There is a famous sound bite from Marx, “religion is the opiate of the people”.  Setting aside that that quote is way out of context, I would say that opium is the opiate of the people, not religion.  In other words, religion is a community institution that binds people together and often encourages them to ‘do good’ for communities far beyond their own back yards, while opium just puts us to sleep, alone in our armchairs.  TV is opium.  Doesn’t matter how clever it gets, how slick production values are, how wicked CGI is, it’s all about being on the nod.  This is far more opiumous than religion.  I’m not making this up, I went through a ‘church’ phase, and every one of them from sensible to wacky, to conservative to transcendental, they were all busy trying to make this supposed temporary earth better.  That is not the sedating activity of a batman movie, or a new forensics crime procedural on tv.

What we consider “the world” is going down right now.  It’s going down with a shortage of phosphorous, nitrogen and peat (if that doesn’t register, the other word is FOOD. and if you don't worry about fertilizer, compare the amount of articles that document a 5% increase in the price of oil versus the 300%-700% price increase in various fertilizer chemicals in the same period).  It’s going down with an end to drunken energy.  It’s going down with the rainforests that regulate oxygen.  It’s going down with ocean life that rules earth’s food chain. It’s going down with the kind of war you can expect after three quarters of a century of wealth built on distributing arms to people who are angry and hungry.  It’s going down to an atmosphere congested with pollutants that will not kill the earth, but will make it a piss poor home for life as we know it.

And on top of all that, now you have to worry about Two and a Half Men being canceled. And the Oscar awards again awarding the wrong nominees, or failing to nominate the right ones at all.  And House jumped the shark too far.  And Sidney Sheldon started writing a different kind of junk book.  And Lady Gaga is too mannish for your late Madonna fantasies.  And goddamn it, I can’t find DVDs of Thundarr.

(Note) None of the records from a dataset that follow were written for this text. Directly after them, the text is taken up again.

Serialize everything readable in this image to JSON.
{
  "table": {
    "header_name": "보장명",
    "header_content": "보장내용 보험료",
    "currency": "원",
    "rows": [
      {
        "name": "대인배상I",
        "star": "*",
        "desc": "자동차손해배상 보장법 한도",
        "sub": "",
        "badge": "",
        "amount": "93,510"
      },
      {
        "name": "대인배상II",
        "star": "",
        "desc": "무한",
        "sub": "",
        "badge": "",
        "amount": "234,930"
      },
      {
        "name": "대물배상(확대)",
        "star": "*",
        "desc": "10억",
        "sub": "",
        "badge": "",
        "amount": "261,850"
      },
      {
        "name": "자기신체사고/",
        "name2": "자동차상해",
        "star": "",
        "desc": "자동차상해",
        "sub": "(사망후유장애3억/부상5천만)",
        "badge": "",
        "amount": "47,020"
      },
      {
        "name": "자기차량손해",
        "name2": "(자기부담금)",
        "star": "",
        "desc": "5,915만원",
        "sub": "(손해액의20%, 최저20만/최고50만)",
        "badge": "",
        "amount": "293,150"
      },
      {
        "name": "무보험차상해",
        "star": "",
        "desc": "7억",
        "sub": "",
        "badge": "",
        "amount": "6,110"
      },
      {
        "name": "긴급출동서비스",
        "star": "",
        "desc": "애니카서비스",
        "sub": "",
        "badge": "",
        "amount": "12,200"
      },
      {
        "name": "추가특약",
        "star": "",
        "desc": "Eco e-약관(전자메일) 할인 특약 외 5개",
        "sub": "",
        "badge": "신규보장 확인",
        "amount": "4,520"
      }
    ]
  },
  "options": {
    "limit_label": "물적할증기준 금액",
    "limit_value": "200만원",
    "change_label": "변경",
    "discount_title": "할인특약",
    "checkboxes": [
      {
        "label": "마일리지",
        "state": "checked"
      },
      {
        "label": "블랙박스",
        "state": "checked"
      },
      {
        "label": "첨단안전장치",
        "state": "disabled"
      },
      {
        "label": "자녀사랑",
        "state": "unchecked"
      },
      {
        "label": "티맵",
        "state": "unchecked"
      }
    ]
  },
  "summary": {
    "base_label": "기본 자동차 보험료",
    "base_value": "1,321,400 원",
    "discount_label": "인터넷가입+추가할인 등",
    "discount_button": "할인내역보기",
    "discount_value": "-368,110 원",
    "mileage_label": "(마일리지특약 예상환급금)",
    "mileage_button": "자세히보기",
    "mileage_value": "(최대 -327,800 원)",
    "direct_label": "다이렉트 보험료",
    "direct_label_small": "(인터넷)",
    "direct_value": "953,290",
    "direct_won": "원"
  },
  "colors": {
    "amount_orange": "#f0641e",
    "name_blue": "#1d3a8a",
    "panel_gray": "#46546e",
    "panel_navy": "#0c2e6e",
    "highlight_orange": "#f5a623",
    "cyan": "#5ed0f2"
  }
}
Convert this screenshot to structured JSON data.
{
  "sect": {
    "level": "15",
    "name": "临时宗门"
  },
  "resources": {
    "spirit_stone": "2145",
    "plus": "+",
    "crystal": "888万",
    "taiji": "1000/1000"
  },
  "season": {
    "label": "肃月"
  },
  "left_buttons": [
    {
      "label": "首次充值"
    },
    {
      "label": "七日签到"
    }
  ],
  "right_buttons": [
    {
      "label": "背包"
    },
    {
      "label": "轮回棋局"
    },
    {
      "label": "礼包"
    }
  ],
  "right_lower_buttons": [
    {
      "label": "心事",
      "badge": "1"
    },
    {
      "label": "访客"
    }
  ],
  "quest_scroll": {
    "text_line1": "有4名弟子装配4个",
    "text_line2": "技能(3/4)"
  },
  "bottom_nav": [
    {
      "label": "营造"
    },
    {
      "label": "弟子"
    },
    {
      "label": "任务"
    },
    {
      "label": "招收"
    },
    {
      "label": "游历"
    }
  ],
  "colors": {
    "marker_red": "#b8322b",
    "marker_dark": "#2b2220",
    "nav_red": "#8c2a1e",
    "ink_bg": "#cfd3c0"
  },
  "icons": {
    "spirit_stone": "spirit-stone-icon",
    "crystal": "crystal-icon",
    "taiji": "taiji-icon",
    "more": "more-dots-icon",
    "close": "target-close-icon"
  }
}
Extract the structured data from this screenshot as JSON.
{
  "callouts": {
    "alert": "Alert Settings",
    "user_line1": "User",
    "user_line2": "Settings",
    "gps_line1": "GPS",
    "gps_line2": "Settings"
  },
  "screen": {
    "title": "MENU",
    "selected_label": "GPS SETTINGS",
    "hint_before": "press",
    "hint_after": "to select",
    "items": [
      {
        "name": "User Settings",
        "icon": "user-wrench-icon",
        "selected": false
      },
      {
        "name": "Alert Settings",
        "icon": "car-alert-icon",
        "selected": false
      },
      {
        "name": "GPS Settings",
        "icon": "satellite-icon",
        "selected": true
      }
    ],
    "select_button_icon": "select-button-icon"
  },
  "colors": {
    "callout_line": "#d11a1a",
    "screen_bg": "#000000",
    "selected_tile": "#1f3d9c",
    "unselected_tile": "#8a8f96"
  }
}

The journalists who thought up ‘parachute’ were logical in their metaphor.  They were just inaccurate because they weren’t users.  We are all in our parachute addiction.  We are pushing heart failure and lung failure, pushing at every end, and we want every benefit minus every cost.  We want to burn white hot, and then be carried gently down.  I’ve been hooked on everything that has a hook, and I am very impressed with the hook entertainment has.  Imagine, it doesn’t just suppress revolution, but voting and even basic thought processes—and it doesn’t stop you from going to work in the morning--if you still have a job.


  1. Nicely done. I cannot disagree with you assessment of televisions effect on the masses.

  2. Brilliant piece man. Sad as it is.

  3. So, what do I win 'coz I don't watch any TV at all?